#### Source information ####

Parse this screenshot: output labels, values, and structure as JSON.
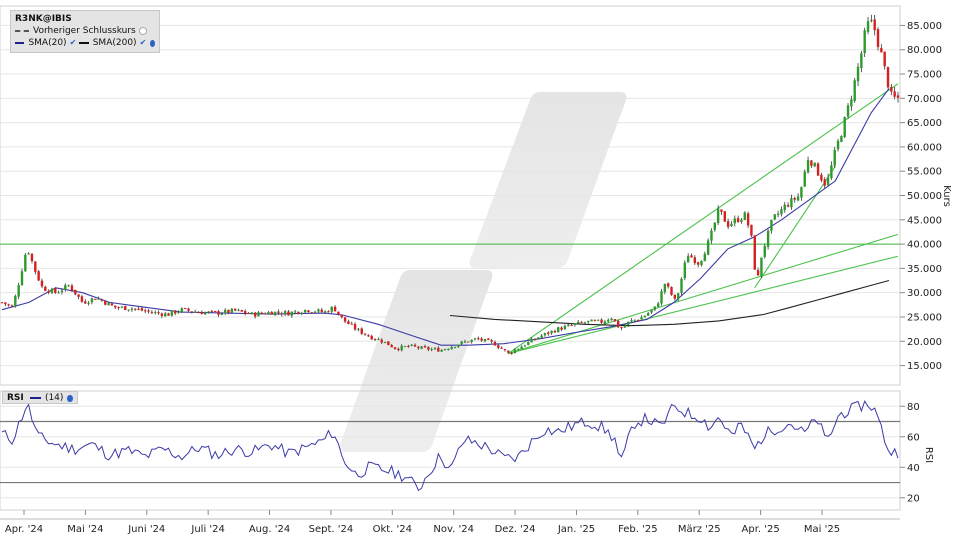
{
  "chart_data": [
    {
      "type": "candlestick",
      "legend": {
        "symbol": "R3NK@IBIS",
        "prev_close_label": "Vorheriger Schlusskurs",
        "sma20_label": "SMA(20)",
        "sma200_label": "SMA(200)"
      },
      "ylabel": "Kurs",
      "ylim": [
        11,
        89
      ],
      "y_ticks": [
        15,
        20,
        25,
        30,
        35,
        40,
        45,
        50,
        55,
        60,
        65,
        70,
        75,
        80,
        85
      ],
      "y_tick_labels": [
        "15.000",
        "20.000",
        "25.000",
        "30.000",
        "35.000",
        "40.000",
        "45.000",
        "50.000",
        "55.000",
        "60.000",
        "65.000",
        "70.000",
        "75.000",
        "80.000",
        "85.000"
      ],
      "x_months": [
        "Apr. '24",
        "Mai '24",
        "Juni '24",
        "Juli '24",
        "Aug. '24",
        "Sept. '24",
        "Okt. '24",
        "Nov. '24",
        "Dez. '24",
        "Jan. '25",
        "Feb. '25",
        "März '25",
        "Apr. '25",
        "Mai '25"
      ],
      "horizontal_lines": [
        40
      ],
      "trend_lines": [
        {
          "from": [
            0.565,
            17.5
          ],
          "to": [
            1.0,
            73
          ]
        },
        {
          "from": [
            0.565,
            17.5
          ],
          "to": [
            1.0,
            42
          ]
        },
        {
          "from": [
            0.565,
            17.5
          ],
          "to": [
            1.0,
            37.5
          ]
        },
        {
          "from": [
            0.84,
            31
          ],
          "to": [
            0.93,
            56
          ]
        }
      ],
      "price_path": [
        [
          0.0,
          28
        ],
        [
          0.012,
          27
        ],
        [
          0.02,
          33
        ],
        [
          0.028,
          39.5
        ],
        [
          0.036,
          35
        ],
        [
          0.045,
          31
        ],
        [
          0.06,
          30
        ],
        [
          0.075,
          31.5
        ],
        [
          0.09,
          28
        ],
        [
          0.105,
          29
        ],
        [
          0.125,
          27
        ],
        [
          0.145,
          26.8
        ],
        [
          0.165,
          26
        ],
        [
          0.185,
          25.5
        ],
        [
          0.2,
          26.5
        ],
        [
          0.22,
          26
        ],
        [
          0.24,
          25.8
        ],
        [
          0.26,
          26.3
        ],
        [
          0.28,
          25.5
        ],
        [
          0.3,
          26
        ],
        [
          0.32,
          25.8
        ],
        [
          0.34,
          26.5
        ],
        [
          0.36,
          26
        ],
        [
          0.37,
          27
        ],
        [
          0.38,
          24.5
        ],
        [
          0.395,
          22.5
        ],
        [
          0.41,
          21
        ],
        [
          0.425,
          20
        ],
        [
          0.44,
          18.5
        ],
        [
          0.455,
          19
        ],
        [
          0.47,
          18.5
        ],
        [
          0.49,
          18.2
        ],
        [
          0.51,
          19.5
        ],
        [
          0.53,
          20.5
        ],
        [
          0.55,
          19.5
        ],
        [
          0.565,
          17.5
        ],
        [
          0.58,
          19
        ],
        [
          0.6,
          21
        ],
        [
          0.62,
          22.5
        ],
        [
          0.64,
          23.5
        ],
        [
          0.655,
          24
        ],
        [
          0.67,
          24
        ],
        [
          0.68,
          25
        ],
        [
          0.69,
          22.5
        ],
        [
          0.7,
          24
        ],
        [
          0.715,
          25
        ],
        [
          0.73,
          27
        ],
        [
          0.74,
          32
        ],
        [
          0.752,
          28
        ],
        [
          0.765,
          38
        ],
        [
          0.778,
          36
        ],
        [
          0.79,
          41
        ],
        [
          0.8,
          47
        ],
        [
          0.81,
          44
        ],
        [
          0.82,
          45
        ],
        [
          0.83,
          46
        ],
        [
          0.838,
          40
        ],
        [
          0.842,
          31
        ],
        [
          0.848,
          38
        ],
        [
          0.86,
          45
        ],
        [
          0.875,
          48
        ],
        [
          0.89,
          50
        ],
        [
          0.9,
          58
        ],
        [
          0.91,
          55
        ],
        [
          0.92,
          52
        ],
        [
          0.93,
          59
        ],
        [
          0.94,
          65
        ],
        [
          0.95,
          72
        ],
        [
          0.96,
          80
        ],
        [
          0.965,
          85
        ],
        [
          0.972,
          85.5
        ],
        [
          0.98,
          80
        ],
        [
          0.985,
          76
        ],
        [
          0.993,
          70
        ]
      ],
      "sma20_path": [
        [
          0.0,
          26.5
        ],
        [
          0.03,
          28
        ],
        [
          0.06,
          31
        ],
        [
          0.09,
          30
        ],
        [
          0.12,
          28
        ],
        [
          0.16,
          27
        ],
        [
          0.2,
          26
        ],
        [
          0.25,
          25.8
        ],
        [
          0.3,
          25.6
        ],
        [
          0.36,
          25.8
        ],
        [
          0.38,
          25.4
        ],
        [
          0.42,
          23.5
        ],
        [
          0.46,
          21
        ],
        [
          0.49,
          19.2
        ],
        [
          0.52,
          19.2
        ],
        [
          0.56,
          19.5
        ],
        [
          0.6,
          20.5
        ],
        [
          0.64,
          21.8
        ],
        [
          0.68,
          23
        ],
        [
          0.72,
          24.5
        ],
        [
          0.75,
          28
        ],
        [
          0.78,
          33
        ],
        [
          0.81,
          39
        ],
        [
          0.84,
          41.5
        ],
        [
          0.87,
          45
        ],
        [
          0.9,
          49
        ],
        [
          0.93,
          53
        ],
        [
          0.95,
          60
        ],
        [
          0.97,
          67
        ],
        [
          0.99,
          72
        ]
      ],
      "sma200_path": [
        [
          0.5,
          25.3
        ],
        [
          0.55,
          24.5
        ],
        [
          0.6,
          24
        ],
        [
          0.65,
          23.5
        ],
        [
          0.7,
          23.2
        ],
        [
          0.75,
          23.5
        ],
        [
          0.8,
          24.2
        ],
        [
          0.85,
          25.5
        ],
        [
          0.88,
          27
        ],
        [
          0.91,
          28.5
        ],
        [
          0.94,
          30
        ],
        [
          0.97,
          31.5
        ],
        [
          0.99,
          32.5
        ]
      ]
    },
    {
      "type": "line",
      "legend": {
        "label": "RSI",
        "period": "(14)"
      },
      "ylabel": "RSI",
      "ylim": [
        12,
        90
      ],
      "y_ticks": [
        20,
        40,
        60,
        80
      ],
      "y_tick_labels": [
        "20",
        "40",
        "60",
        "80"
      ],
      "reference_lines": [
        30,
        70
      ],
      "rsi_path": [
        [
          0.0,
          62
        ],
        [
          0.012,
          58
        ],
        [
          0.028,
          82
        ],
        [
          0.04,
          60
        ],
        [
          0.06,
          55
        ],
        [
          0.08,
          52
        ],
        [
          0.1,
          55
        ],
        [
          0.12,
          48
        ],
        [
          0.14,
          51
        ],
        [
          0.16,
          47
        ],
        [
          0.18,
          52
        ],
        [
          0.2,
          47
        ],
        [
          0.22,
          53
        ],
        [
          0.24,
          48
        ],
        [
          0.26,
          52
        ],
        [
          0.28,
          50
        ],
        [
          0.3,
          55
        ],
        [
          0.32,
          49
        ],
        [
          0.34,
          53
        ],
        [
          0.36,
          58
        ],
        [
          0.37,
          64
        ],
        [
          0.38,
          46
        ],
        [
          0.395,
          35
        ],
        [
          0.41,
          40
        ],
        [
          0.43,
          38
        ],
        [
          0.45,
          34
        ],
        [
          0.465,
          26
        ],
        [
          0.48,
          40
        ],
        [
          0.49,
          48
        ],
        [
          0.5,
          37
        ],
        [
          0.515,
          58
        ],
        [
          0.53,
          56
        ],
        [
          0.545,
          52
        ],
        [
          0.56,
          46
        ],
        [
          0.575,
          46
        ],
        [
          0.59,
          56
        ],
        [
          0.605,
          65
        ],
        [
          0.62,
          63
        ],
        [
          0.64,
          68
        ],
        [
          0.655,
          70
        ],
        [
          0.67,
          66
        ],
        [
          0.685,
          58
        ],
        [
          0.69,
          41
        ],
        [
          0.705,
          69
        ],
        [
          0.72,
          72
        ],
        [
          0.735,
          66
        ],
        [
          0.75,
          80
        ],
        [
          0.77,
          74
        ],
        [
          0.78,
          73
        ],
        [
          0.79,
          66
        ],
        [
          0.8,
          73
        ],
        [
          0.815,
          60
        ],
        [
          0.825,
          68
        ],
        [
          0.84,
          52
        ],
        [
          0.85,
          61
        ],
        [
          0.865,
          66
        ],
        [
          0.88,
          69
        ],
        [
          0.895,
          62
        ],
        [
          0.91,
          72
        ],
        [
          0.92,
          56
        ],
        [
          0.935,
          75
        ],
        [
          0.95,
          78
        ],
        [
          0.965,
          82
        ],
        [
          0.973,
          79
        ],
        [
          0.98,
          68
        ],
        [
          0.99,
          50
        ]
      ]
    }
  ]
}
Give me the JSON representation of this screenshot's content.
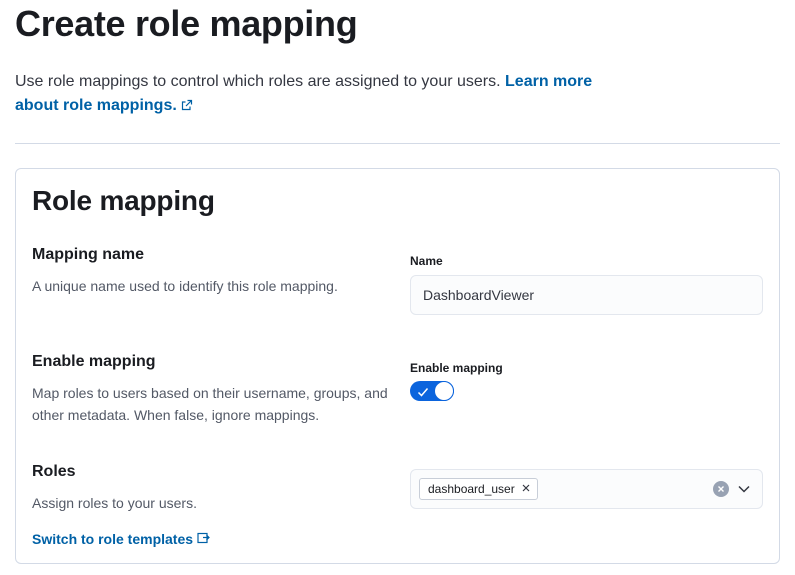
{
  "page": {
    "title": "Create role mapping",
    "intro_text": "Use role mappings to control which roles are assigned to your users. ",
    "learn_more_link": "Learn more about role mappings."
  },
  "panel": {
    "title": "Role mapping",
    "mapping_name": {
      "title": "Mapping name",
      "description": "A unique name used to identify this role mapping.",
      "field_label": "Name",
      "field_value": "DashboardViewer"
    },
    "enable_mapping": {
      "title": "Enable mapping",
      "description": "Map roles to users based on their username, groups, and other metadata. When false, ignore mappings.",
      "field_label": "Enable mapping",
      "enabled": true
    },
    "roles": {
      "title": "Roles",
      "description": "Assign roles to your users.",
      "selected_roles": [
        "dashboard_user"
      ],
      "switch_link": "Switch to role templates"
    }
  },
  "colors": {
    "accent": "#0b64dd",
    "link": "#0061a6",
    "border": "#d3dae6"
  },
  "icons": {
    "learn_more": "external-link-icon",
    "pill_remove": "close-icon",
    "clear": "clear-icon",
    "combo_open": "chevron-down-icon",
    "switch": "popout-icon",
    "toggle": "check-icon"
  }
}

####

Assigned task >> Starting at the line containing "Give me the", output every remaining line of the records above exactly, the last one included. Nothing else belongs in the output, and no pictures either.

Reply to the task >>
Give me the JSON representation of this screenshot's content.
{
  "page": {
    "title": "Create role mapping",
    "intro_text": "Use role mappings to control which roles are assigned to your users. ",
    "learn_more_link": "Learn more about role mappings."
  },
  "panel": {
    "title": "Role mapping",
    "mapping_name": {
      "title": "Mapping name",
      "description": "A unique name used to identify this role mapping.",
      "field_label": "Name",
      "field_value": "DashboardViewer"
    },
    "enable_mapping": {
      "title": "Enable mapping",
      "description": "Map roles to users based on their username, groups, and other metadata. When false, ignore mappings.",
      "field_label": "Enable mapping",
      "enabled": true
    },
    "roles": {
      "title": "Roles",
      "description": "Assign roles to your users.",
      "selected_roles": [
        "dashboard_user"
      ],
      "switch_link": "Switch to role templates"
    }
  },
  "colors": {
    "accent": "#0b64dd",
    "link": "#0061a6",
    "border": "#d3dae6"
  },
  "icons": {
    "learn_more": "external-link-icon",
    "pill_remove": "close-icon",
    "clear": "clear-icon",
    "combo_open": "chevron-down-icon",
    "switch": "popout-icon",
    "toggle": "check-icon"
  }
}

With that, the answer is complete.